Recorded data
====================

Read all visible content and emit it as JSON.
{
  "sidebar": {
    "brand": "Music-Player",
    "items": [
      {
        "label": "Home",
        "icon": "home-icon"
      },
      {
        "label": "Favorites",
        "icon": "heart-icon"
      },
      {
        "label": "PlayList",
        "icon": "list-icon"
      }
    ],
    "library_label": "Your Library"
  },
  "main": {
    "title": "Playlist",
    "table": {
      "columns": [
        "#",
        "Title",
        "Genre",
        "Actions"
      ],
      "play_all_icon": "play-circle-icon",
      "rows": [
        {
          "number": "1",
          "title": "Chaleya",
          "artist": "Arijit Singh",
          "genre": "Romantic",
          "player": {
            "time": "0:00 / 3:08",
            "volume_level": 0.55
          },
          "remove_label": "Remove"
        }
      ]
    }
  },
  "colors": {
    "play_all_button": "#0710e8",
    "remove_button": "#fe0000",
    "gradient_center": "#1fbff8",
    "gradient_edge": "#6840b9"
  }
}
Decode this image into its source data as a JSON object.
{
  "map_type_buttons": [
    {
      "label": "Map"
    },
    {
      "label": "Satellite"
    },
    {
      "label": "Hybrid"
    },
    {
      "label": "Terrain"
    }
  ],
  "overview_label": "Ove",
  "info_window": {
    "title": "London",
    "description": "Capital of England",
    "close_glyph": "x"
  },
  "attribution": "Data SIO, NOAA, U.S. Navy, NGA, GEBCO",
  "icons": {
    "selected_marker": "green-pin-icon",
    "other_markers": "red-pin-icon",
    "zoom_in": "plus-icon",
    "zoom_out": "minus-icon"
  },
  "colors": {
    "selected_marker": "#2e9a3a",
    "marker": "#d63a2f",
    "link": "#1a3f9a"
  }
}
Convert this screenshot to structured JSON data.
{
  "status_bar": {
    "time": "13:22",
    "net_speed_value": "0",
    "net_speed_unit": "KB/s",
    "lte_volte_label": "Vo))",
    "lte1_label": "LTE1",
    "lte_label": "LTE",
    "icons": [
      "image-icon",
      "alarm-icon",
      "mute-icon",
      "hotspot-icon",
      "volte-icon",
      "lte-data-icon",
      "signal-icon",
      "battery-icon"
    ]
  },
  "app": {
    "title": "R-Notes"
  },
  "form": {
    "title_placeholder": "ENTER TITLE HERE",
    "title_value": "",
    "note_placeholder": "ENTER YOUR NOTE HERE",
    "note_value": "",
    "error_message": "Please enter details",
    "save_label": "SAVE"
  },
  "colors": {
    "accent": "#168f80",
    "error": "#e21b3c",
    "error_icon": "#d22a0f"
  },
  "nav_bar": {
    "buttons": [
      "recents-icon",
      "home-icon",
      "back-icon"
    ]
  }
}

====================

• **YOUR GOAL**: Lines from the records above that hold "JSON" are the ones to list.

• **RESPONSE**:
Read all visible content and emit it as JSON.
Decode this image into its source data as a JSON object.
Convert this screenshot to structured JSON data.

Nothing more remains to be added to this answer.